Letters show that, by 1922, Kenneth and Isabella had retired to the farm to raise cattle and horses. During the 1920s, there is mostly material relating to farm and family life. Beginning in 1923, there are many letters registering and transferring stock through the American Guernsey Cattle Club. In April 1927, there is mention of Isabella's election as queen of the Shenandoah Apple Blossom Festival in Winchester, Va., a topic that is thoroughly covered in clippings in Series 3. The small amount of material from the 1930s relates chiefly to family affairs, the couple's three children becoming active during this period: McGhee Tyson, called Tyson, born in 1919 and attending St. Paul's School in Concord, N.H.; Kenneth Newcomer Junior, called Kay, born in 1923; and Bettie Brooke, born in 1935.
Letters show that the Gilpins moved from Kentmere to Scaleby sometime in the late 1930s or early 1940s and started concentrating on horse rather than cattle breeding. In the early 1940s, there are letters from Tyson at Princeton, but by 1942 he is writing about military life from the 3rd Coast Artillery Training Battalion at Fort Eustis, Va. In 1943, most letters were written to Isabella by Kenneth, who apparently was training airmen, first at the Newport Army Exchange in Newport, Ark., and then from the headquarters of the Second Air Force in Colorado Springs, Colo. These letters stop in February 1944, when Kenneth seems to have returned home. War letters continue, however, from Tyson in England and France and Kay in the Pacific through 1945.
The few post-war letters chiefly relate family news.
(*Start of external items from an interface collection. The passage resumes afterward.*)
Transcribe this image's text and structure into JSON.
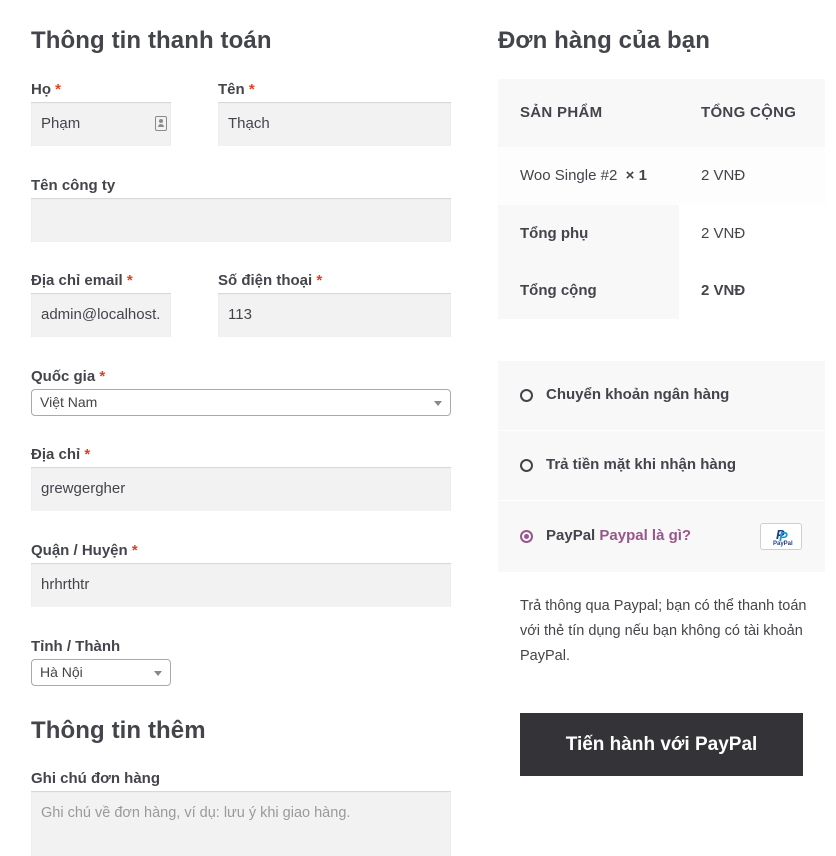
{
  "billing": {
    "heading": "Thông tin thanh toán",
    "required_mark": "*",
    "last_name": {
      "label": "Họ",
      "value": "Phạm"
    },
    "first_name": {
      "label": "Tên",
      "value": "Thạch"
    },
    "company": {
      "label": "Tên công ty",
      "value": ""
    },
    "email": {
      "label": "Địa chỉ email",
      "value": "admin@localhost."
    },
    "phone": {
      "label": "Số điện thoại",
      "value": "113"
    },
    "country": {
      "label": "Quốc gia",
      "value": "Việt Nam"
    },
    "address": {
      "label": "Địa chỉ",
      "value": "grewgergher"
    },
    "district": {
      "label": "Quận / Huyện",
      "value": "hrhrthtr"
    },
    "province": {
      "label": "Tỉnh / Thành",
      "value": "Hà Nội"
    }
  },
  "additional": {
    "heading": "Thông tin thêm",
    "notes_label": "Ghi chú đơn hàng",
    "notes_placeholder": "Ghi chú về đơn hàng, ví dụ: lưu ý khi giao hàng."
  },
  "order": {
    "heading": "Đơn hàng của bạn",
    "col_product": "SẢN PHẨM",
    "col_total": "TỔNG CỘNG",
    "item_name": "Woo Single #2",
    "item_qty": "× 1",
    "item_total": "2 VNĐ",
    "subtotal_label": "Tổng phụ",
    "subtotal_value": "2 VNĐ",
    "total_label": "Tổng cộng",
    "total_value": "2 VNĐ"
  },
  "payment": {
    "methods": [
      {
        "label": "Chuyển khoản ngân hàng",
        "selected": false
      },
      {
        "label": "Trả tiền mặt khi nhận hàng",
        "selected": false
      },
      {
        "label": "PayPal",
        "selected": true
      }
    ],
    "paypal_link": "Paypal là gì?",
    "paypal_logo_text": "PayPal",
    "description": "Trả thông qua Paypal; bạn có thể thanh toán với thẻ tín dụng nếu bạn không có tài khoản PayPal.",
    "submit_label": "Tiến hành với PayPal"
  },
  "colors": {
    "accent": "#96588a",
    "required": "#e2401c",
    "button": "#333338"
  }
}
They are frequently from to Isabella from her grandchildren or from daughter Bettie.
Arrangement: roughly sorted by year.
Bills, receipts, accounts, statements, and other items, chiefly 1918-1920, relating to the horse and cattle breeding operations at Scaleby and Kentmere farms. Also included are earlier items, 1874-1899, showing loans and stock purchases of Bernard Gilpin. There are very few items after 1920.
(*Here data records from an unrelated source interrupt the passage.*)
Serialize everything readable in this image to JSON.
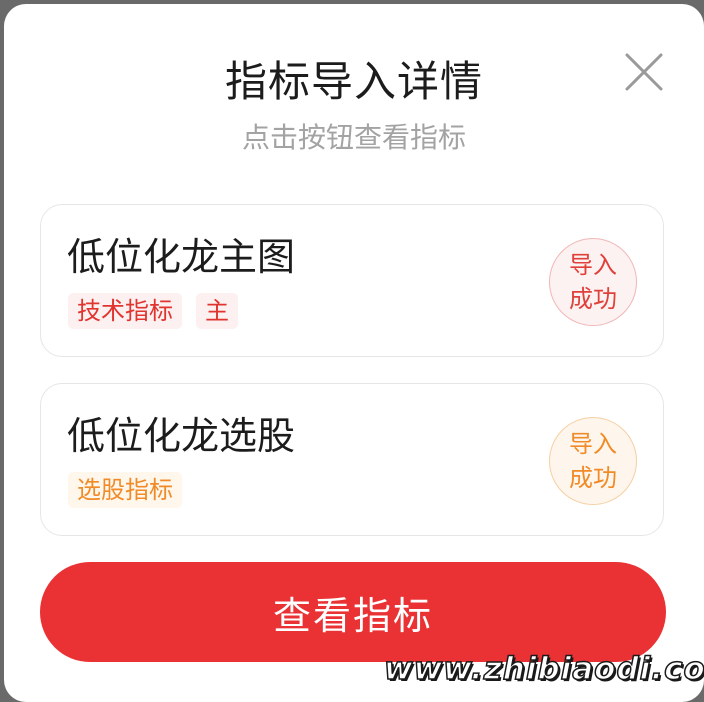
{
  "dialog": {
    "title": "指标导入详情",
    "subtitle": "点击按钮查看指标",
    "close_icon": "close-icon"
  },
  "cards": [
    {
      "name": "低位化龙主图",
      "tags": [
        "技术指标",
        "主"
      ],
      "status": [
        "导入",
        "成功"
      ],
      "accent": "#e0352f"
    },
    {
      "name": "低位化龙选股",
      "tags": [
        "选股指标"
      ],
      "status": [
        "导入",
        "成功"
      ],
      "accent": "#f08b28"
    }
  ],
  "primary_button": {
    "label": "查看指标",
    "color": "#ea3134"
  },
  "watermark": "www.zhibiaodi.com"
}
Loose newspaper clippings, chiefly relating to Gilpin family members, and a scrapbook containing similar items. Some of the clippings from 1919 and 1920 relate to Kenneth Newcomer Gilpin's campaign for speakership of the Virginia House of Delegates. The greatest number of clippings are about Isabella Tyson Gilpin's reign as queen of the 1927 Shenandoah Apple Blossom Festival in Winchester, Va. Clippings from the 1930s and 1940s are chiefly about horse breeding. The 1975 clipping is about Isabella Tyson Gilpin.
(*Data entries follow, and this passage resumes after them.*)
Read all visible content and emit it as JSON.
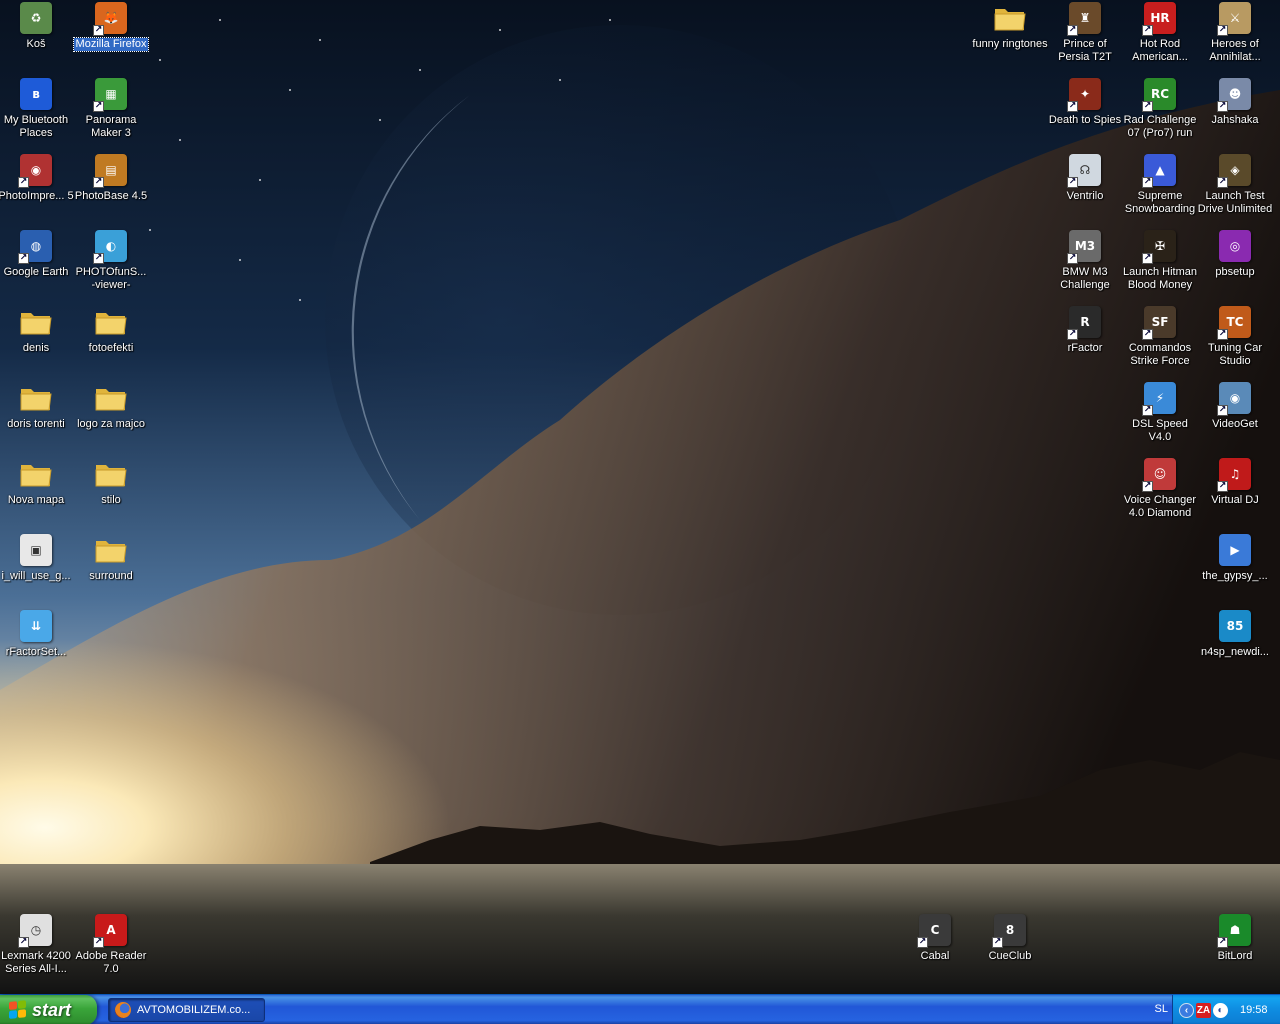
{
  "desktop": {
    "icons": [
      {
        "label": "Koš",
        "icon": "recycle-bin-icon",
        "color": "#5a8a4a",
        "glyph": "♻",
        "shortcut": false,
        "selected": false
      },
      {
        "label": "Mozilla Firefox",
        "icon": "firefox-icon",
        "color": "#d9661e",
        "glyph": "🦊",
        "shortcut": true,
        "selected": true
      },
      {
        "label": "My Bluetooth Places",
        "icon": "bluetooth-icon",
        "color": "#1e5bd8",
        "glyph": "ʙ",
        "shortcut": false,
        "selected": false
      },
      {
        "label": "Panorama Maker 3",
        "icon": "panorama-maker-icon",
        "color": "#3a9a3a",
        "glyph": "▦",
        "shortcut": true,
        "selected": false
      },
      {
        "label": "PhotoImpre... 5",
        "icon": "photoimpression-icon",
        "color": "#b03232",
        "glyph": "◉",
        "shortcut": true,
        "selected": false
      },
      {
        "label": "PhotoBase 4.5",
        "icon": "photobase-icon",
        "color": "#c07a22",
        "glyph": "▤",
        "shortcut": true,
        "selected": false
      },
      {
        "label": "Google Earth",
        "icon": "google-earth-icon",
        "color": "#2a5fb0",
        "glyph": "◍",
        "shortcut": true,
        "selected": false
      },
      {
        "label": "PHOTOfunS... -viewer-",
        "icon": "photofun-viewer-icon",
        "color": "#3aa0d8",
        "glyph": "◐",
        "shortcut": true,
        "selected": false
      },
      {
        "label": "denis",
        "icon": "folder-icon",
        "color": "#f3d36b",
        "glyph": "",
        "shortcut": false,
        "selected": false
      },
      {
        "label": "fotoefekti",
        "icon": "folder-icon",
        "color": "#f3d36b",
        "glyph": "",
        "shortcut": false,
        "selected": false
      },
      {
        "label": "doris torenti",
        "icon": "folder-icon",
        "color": "#f3d36b",
        "glyph": "",
        "shortcut": false,
        "selected": false
      },
      {
        "label": "logo za majco",
        "icon": "folder-icon",
        "color": "#f3d36b",
        "glyph": "",
        "shortcut": false,
        "selected": false
      },
      {
        "label": "Nova mapa",
        "icon": "folder-icon",
        "color": "#f3d36b",
        "glyph": "",
        "shortcut": false,
        "selected": false
      },
      {
        "label": "stilo",
        "icon": "folder-icon",
        "color": "#f3d36b",
        "glyph": "",
        "shortcut": false,
        "selected": false
      },
      {
        "label": "i_will_use_g...",
        "icon": "image-file-icon",
        "color": "#e8e8e8",
        "glyph": "▣",
        "shortcut": false,
        "selected": false
      },
      {
        "label": "surround",
        "icon": "folder-icon",
        "color": "#f3d36b",
        "glyph": "",
        "shortcut": false,
        "selected": false
      },
      {
        "label": "rFactorSet...",
        "icon": "installer-icon",
        "color": "#4aa8e8",
        "glyph": "⇊",
        "shortcut": false,
        "selected": false
      },
      {
        "label": "funny ringtones",
        "icon": "folder-icon",
        "color": "#f3d36b",
        "glyph": "",
        "shortcut": false,
        "selected": false
      },
      {
        "label": "Prince of Persia T2T",
        "icon": "prince-of-persia-icon",
        "color": "#6a4a2a",
        "glyph": "♜",
        "shortcut": true,
        "selected": false
      },
      {
        "label": "Hot Rod American...",
        "icon": "hot-rod-icon",
        "color": "#c81e1e",
        "glyph": "HR",
        "shortcut": true,
        "selected": false
      },
      {
        "label": "Heroes of Annihilat...",
        "icon": "heroes-of-annihilated-icon",
        "color": "#b89a62",
        "glyph": "⚔",
        "shortcut": true,
        "selected": false
      },
      {
        "label": "Death to Spies",
        "icon": "death-to-spies-icon",
        "color": "#8a2a1a",
        "glyph": "✦",
        "shortcut": true,
        "selected": false
      },
      {
        "label": "Rad Challenge 07 (Pro7) run",
        "icon": "rad-challenge-icon",
        "color": "#2a8a2a",
        "glyph": "RC",
        "shortcut": true,
        "selected": false
      },
      {
        "label": "Jahshaka",
        "icon": "jahshaka-icon",
        "color": "#7a8aa8",
        "glyph": "☻",
        "shortcut": true,
        "selected": false
      },
      {
        "label": "Ventrilo",
        "icon": "ventrilo-icon",
        "color": "#d0d8e0",
        "glyph": "☊",
        "shortcut": true,
        "selected": false
      },
      {
        "label": "Supreme Snowboarding",
        "icon": "supreme-snowboarding-icon",
        "color": "#3a5ad8",
        "glyph": "▲",
        "shortcut": true,
        "selected": false
      },
      {
        "label": "Launch Test Drive Unlimited",
        "icon": "test-drive-icon",
        "color": "#5a4a2a",
        "glyph": "◈",
        "shortcut": true,
        "selected": false
      },
      {
        "label": "BMW M3 Challenge",
        "icon": "bmw-m3-icon",
        "color": "#6a6a6a",
        "glyph": "M3",
        "shortcut": true,
        "selected": false
      },
      {
        "label": "Launch Hitman Blood Money",
        "icon": "hitman-icon",
        "color": "#2a2218",
        "glyph": "✠",
        "shortcut": true,
        "selected": false
      },
      {
        "label": "pbsetup",
        "icon": "pbsetup-icon",
        "color": "#8a2ab0",
        "glyph": "◎",
        "shortcut": false,
        "selected": false
      },
      {
        "label": "rFactor",
        "icon": "rfactor-icon",
        "color": "#2a2a2a",
        "glyph": "R",
        "shortcut": true,
        "selected": false
      },
      {
        "label": "Commandos Strike Force",
        "icon": "commandos-icon",
        "color": "#4a3a2a",
        "glyph": "SF",
        "shortcut": true,
        "selected": false
      },
      {
        "label": "Tuning Car Studio",
        "icon": "tuning-car-studio-icon",
        "color": "#c05a1a",
        "glyph": "TC",
        "shortcut": true,
        "selected": false
      },
      {
        "label": "DSL Speed V4.0",
        "icon": "dsl-speed-icon",
        "color": "#3a8ad8",
        "glyph": "⚡",
        "shortcut": true,
        "selected": false
      },
      {
        "label": "VideoGet",
        "icon": "videoget-icon",
        "color": "#5a8ab8",
        "glyph": "◉",
        "shortcut": true,
        "selected": false
      },
      {
        "label": "Voice Changer 4.0 Diamond",
        "icon": "voice-changer-icon",
        "color": "#c03a3a",
        "glyph": "☺",
        "shortcut": true,
        "selected": false
      },
      {
        "label": "Virtual DJ",
        "icon": "virtual-dj-icon",
        "color": "#c01a1a",
        "glyph": "♫",
        "shortcut": true,
        "selected": false
      },
      {
        "label": "the_gypsy_...",
        "icon": "media-file-icon",
        "color": "#3a7ad8",
        "glyph": "▶",
        "shortcut": false,
        "selected": false
      },
      {
        "label": "n4sp_newdi...",
        "icon": "media-disc-icon",
        "color": "#1a8ac8",
        "glyph": "85",
        "shortcut": false,
        "selected": false
      },
      {
        "label": "Lexmark 4200 Series All-I...",
        "icon": "lexmark-icon",
        "color": "#e0e0e0",
        "glyph": "◷",
        "shortcut": true,
        "selected": false
      },
      {
        "label": "Adobe Reader 7.0",
        "icon": "adobe-reader-icon",
        "color": "#c81a1a",
        "glyph": "A",
        "shortcut": true,
        "selected": false
      },
      {
        "label": "Cabal",
        "icon": "cabal-icon",
        "color": "#3a3a3a",
        "glyph": "C",
        "shortcut": true,
        "selected": false
      },
      {
        "label": "CueClub",
        "icon": "cueclub-icon",
        "color": "#3a3a3a",
        "glyph": "8",
        "shortcut": true,
        "selected": false
      },
      {
        "label": "BitLord",
        "icon": "bitlord-icon",
        "color": "#1a8a2a",
        "glyph": "☗",
        "shortcut": true,
        "selected": false
      }
    ]
  },
  "taskbar": {
    "start_label": "start",
    "tasks": [
      {
        "label": "AVTOMOBILIZEM.co...",
        "icon": "firefox-icon"
      }
    ],
    "language": "SL",
    "clock": "19:58",
    "tray_icons": [
      "chevron-left-icon",
      "zonealarm-icon",
      "messenger-icon"
    ]
  }
}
|Oversize Paper Folder OPF-4535/1|
Genealogical materials, including a Tyson-Gilpin family tree, chiefly showing the Tyson side; a remembrance, author unknown, of Lawrence Davis Tyson; short, undated, Gilpin family histories, one printed and one typed, authors unknown; a printed booklet entitled "Some Facts and Figures Regarding the Construction of Scaleby near Boyce, Clarke County, Virginia," undated, author unknown; and a "Short History of a Long Life: Never a Dull Moment; I Really Enjoyed It," a brief, hand-written chronological listing of Isabella Tyson Gilpin's activities. #04535, Series: "4. Other Papers" Folder 66
Notes, undated, chiefly in the hands of Kenneth Newcomer Gilpin and Isabella Tyson Gilpin, mostly relating to household affairs. Included is Isabella's list of "Things I Want" and a notebook called "How To Be Taken to the Cleaners," in which are listed names and addresses of plumbers, roofers, and other repair people. #04535, Series: "4. Other Papers" Folder 68
Miscellaneous items, including McGhee Tyson Gilpin's 1935 report card from St. Paul's School; various calling cards; baseball schedules for the 1916 Blue Ridge League season; 1927 and 1929 Shenandoah Apple Blossom Festival programs; and several pamphlets, including an undated, annotated compilation of verses and sayings called "Words Fitly Spoken." Also included are an undated, typed description of a trip to Mexico, author unknown; several poems, including one, perhaps from the early 19th century, about the joys of drinking alcohol; and a few advertisements for various products. #04535, Series: "4. Other Papers" Folder 69-70
|Museum Item MU-4535/1|
Processed by: Roslyn Holdzkom with assistance from Denis Barrier, January 1992
Encoded by: ByteManagers Inc., 2008
Updated by: Nancy Kaiser, February 2021Back to Top